══ GIVEN INFORMATION

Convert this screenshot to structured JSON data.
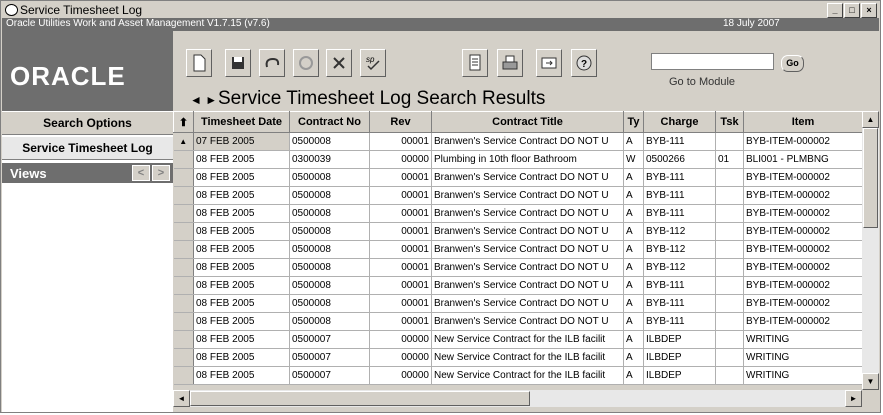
{
  "window": {
    "title": "Service Timesheet Log",
    "subtitle": "Oracle Utilities Work and Asset Management V1.7.15 (v7.6)",
    "date": "18 July   2007",
    "controls": [
      "_",
      "□",
      "×"
    ]
  },
  "logo": "ORACLE",
  "nav": {
    "search_options": "Search Options",
    "service_timesheet_log": "Service Timesheet Log",
    "views": "Views"
  },
  "toolbar": {
    "go_to_module_label": "Go to Module",
    "go_button": "Go",
    "go_value": ""
  },
  "page": {
    "title": "Service Timesheet Log Search Results",
    "prev": "◄",
    "next": "►"
  },
  "grid": {
    "columns": [
      "Timesheet Date",
      "Contract No",
      "Rev",
      "Contract Title",
      "Ty",
      "Charge",
      "Tsk",
      "Item"
    ],
    "rows": [
      [
        "07 FEB 2005",
        "0500008",
        "00001",
        "Branwen's Service Contract DO NOT U",
        "A",
        "BYB-111",
        "",
        "BYB-ITEM-000002"
      ],
      [
        "08 FEB 2005",
        "0300039",
        "00000",
        "Plumbing in 10th floor Bathroom",
        "W",
        "0500266",
        "01",
        "BLI001 - PLMBNG"
      ],
      [
        "08 FEB 2005",
        "0500008",
        "00001",
        "Branwen's Service Contract DO NOT U",
        "A",
        "BYB-111",
        "",
        "BYB-ITEM-000002"
      ],
      [
        "08 FEB 2005",
        "0500008",
        "00001",
        "Branwen's Service Contract DO NOT U",
        "A",
        "BYB-111",
        "",
        "BYB-ITEM-000002"
      ],
      [
        "08 FEB 2005",
        "0500008",
        "00001",
        "Branwen's Service Contract DO NOT U",
        "A",
        "BYB-111",
        "",
        "BYB-ITEM-000002"
      ],
      [
        "08 FEB 2005",
        "0500008",
        "00001",
        "Branwen's Service Contract DO NOT U",
        "A",
        "BYB-112",
        "",
        "BYB-ITEM-000002"
      ],
      [
        "08 FEB 2005",
        "0500008",
        "00001",
        "Branwen's Service Contract DO NOT U",
        "A",
        "BYB-112",
        "",
        "BYB-ITEM-000002"
      ],
      [
        "08 FEB 2005",
        "0500008",
        "00001",
        "Branwen's Service Contract DO NOT U",
        "A",
        "BYB-112",
        "",
        "BYB-ITEM-000002"
      ],
      [
        "08 FEB 2005",
        "0500008",
        "00001",
        "Branwen's Service Contract DO NOT U",
        "A",
        "BYB-111",
        "",
        "BYB-ITEM-000002"
      ],
      [
        "08 FEB 2005",
        "0500008",
        "00001",
        "Branwen's Service Contract DO NOT U",
        "A",
        "BYB-111",
        "",
        "BYB-ITEM-000002"
      ],
      [
        "08 FEB 2005",
        "0500008",
        "00001",
        "Branwen's Service Contract DO NOT U",
        "A",
        "BYB-111",
        "",
        "BYB-ITEM-000002"
      ],
      [
        "08 FEB 2005",
        "0500007",
        "00000",
        "New Service Contract for the ILB facilit",
        "A",
        "ILBDEP",
        "",
        "WRITING"
      ],
      [
        "08 FEB 2005",
        "0500007",
        "00000",
        "New Service Contract for the ILB facilit",
        "A",
        "ILBDEP",
        "",
        "WRITING"
      ],
      [
        "08 FEB 2005",
        "0500007",
        "00000",
        "New Service Contract for the ILB facilit",
        "A",
        "ILBDEP",
        "",
        "WRITING"
      ]
    ]
  }
}
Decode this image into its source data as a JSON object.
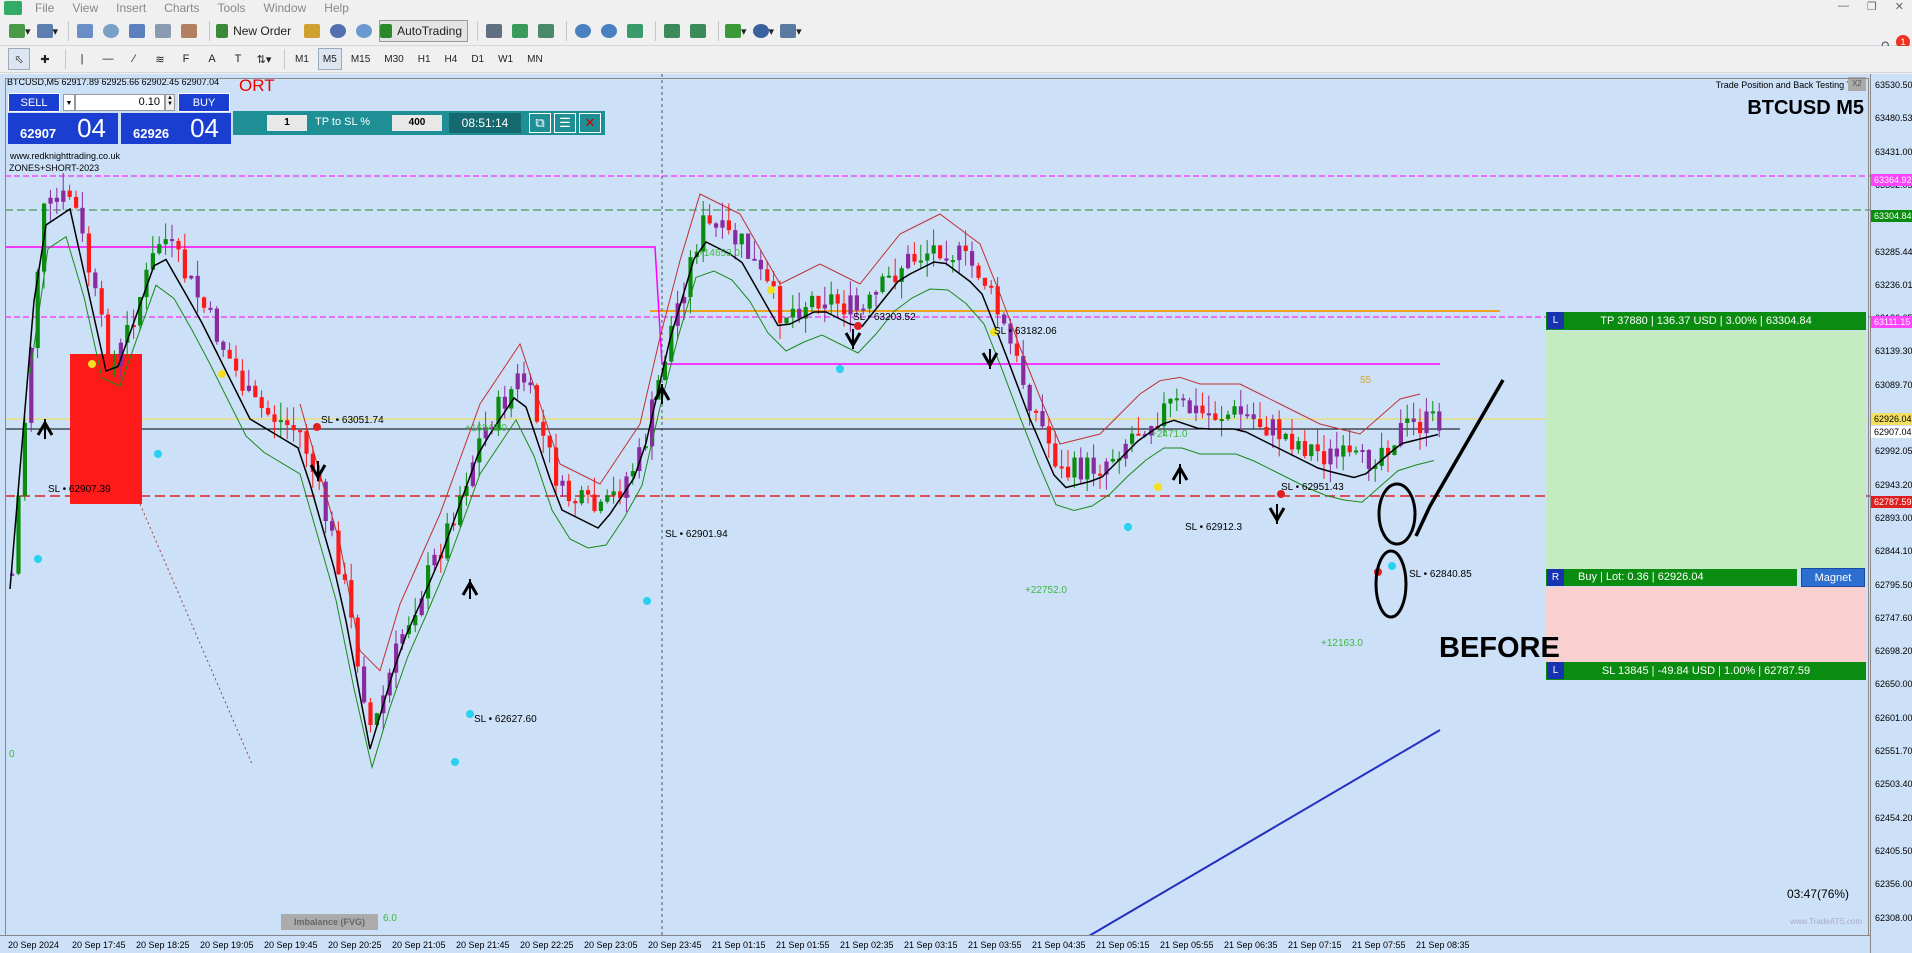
{
  "menubar": {
    "items": [
      "File",
      "View",
      "Insert",
      "Charts",
      "Tools",
      "Window",
      "Help"
    ]
  },
  "toolbar": {
    "new_order": "New Order",
    "autotrading": "AutoTrading",
    "timeframes": [
      "M1",
      "M5",
      "M15",
      "M30",
      "H1",
      "H4",
      "D1",
      "W1",
      "MN"
    ],
    "active_timeframe": "M5"
  },
  "chart": {
    "symbol_info": "BTCUSD,M5  62917.89 62925.66 62902.45 62907.04",
    "symbol_title": "BTCUSD   M5",
    "panel_title": "Trade Position and Back Testing To",
    "panel_close": "X2",
    "short_label": "ORT",
    "url": "www.redknighttrading.co.uk",
    "zones": "ZONES+SHORT-2023",
    "before_label": "BEFORE",
    "countdown": "03:47(76%)",
    "imbalance": "Imbalance (FVG)",
    "level_55": "55",
    "watermark": "www.TradeATS.com"
  },
  "oneclick": {
    "sell": "SELL",
    "buy": "BUY",
    "lot": "0.10",
    "bid_small": "62907",
    "bid_big": "04",
    "ask_small": "62926",
    "ask_big": "04"
  },
  "tpsl_bar": {
    "field1": "1",
    "label": "TP to SL %",
    "field2": "400",
    "time": "08:51:14"
  },
  "position": {
    "tp_text": "TP 37880  |  136.37 USD  |  3.00%  |  63304.84",
    "sl_text": "SL 13845  |  -49.84 USD  |  1.00%  |  62787.59",
    "entry_text": "Buy  |  Lot: 0.36  |  62926.04",
    "magnet": "Magnet",
    "tp_side": "L",
    "entry_side": "R",
    "sl_side": "L"
  },
  "sl_labels": [
    "SL • 63051.74",
    "SL • 62907.39",
    "SL • 62627.60",
    "SL • 62901.94",
    "SL • 63203.52",
    "SL • 63182.06",
    "SL • 62951.43",
    "SL • 62912.3",
    "SL • 62840.85"
  ],
  "green_labels": [
    "+14653.0",
    "+16848.0",
    "+2471.0",
    "+22752.0",
    "+12163.0",
    "6.0",
    "0"
  ],
  "price_axis": [
    "63530.50",
    "63480.53",
    "63431.00",
    "63382.05",
    "63334.74",
    "63285.44",
    "63236.01",
    "63186.65",
    "63139.30",
    "63089.70",
    "63040.33",
    "62992.05",
    "62943.20",
    "62893.00",
    "62844.10",
    "62795.50",
    "62747.60",
    "62698.20",
    "62650.00",
    "62601.00",
    "62551.70",
    "62503.40",
    "62454.20",
    "62405.50",
    "62356.00",
    "62308.00"
  ],
  "price_tags": {
    "magenta_top": "63364.92",
    "green_tp": "63304.84",
    "magenta_mid": "63111.15",
    "current": "62907.04",
    "yellow": "62926.04",
    "red_sl": "62787.59"
  },
  "time_axis": [
    "20 Sep 2024",
    "20 Sep 17:45",
    "20 Sep 18:25",
    "20 Sep 19:05",
    "20 Sep 19:45",
    "20 Sep 20:25",
    "20 Sep 21:05",
    "20 Sep 21:45",
    "20 Sep 22:25",
    "20 Sep 23:05",
    "20 Sep 23:45",
    "21 Sep 01:15",
    "21 Sep 01:55",
    "21 Sep 02:35",
    "21 Sep 03:15",
    "21 Sep 03:55",
    "21 Sep 04:35",
    "21 Sep 05:15",
    "21 Sep 05:55",
    "21 Sep 06:35",
    "21 Sep 07:15",
    "21 Sep 07:55",
    "21 Sep 08:35"
  ],
  "colors": {
    "chart_bg": "#cce0f8",
    "bull": "#0a8c10",
    "bear": "#ff1a1a",
    "purple": "#8a2aa0",
    "magenta": "#ff00ff",
    "orange": "#f0a020",
    "panel_blue": "#1a3fd0",
    "teal": "#1f8f96"
  }
}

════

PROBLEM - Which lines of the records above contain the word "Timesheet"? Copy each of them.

EXPECTED ANSWER -
    "title": "Service Timesheet Log",
    "service_timesheet_log": "Service Timesheet Log",
    "title": "Service Timesheet Log Search Results",
      "Timesheet Date",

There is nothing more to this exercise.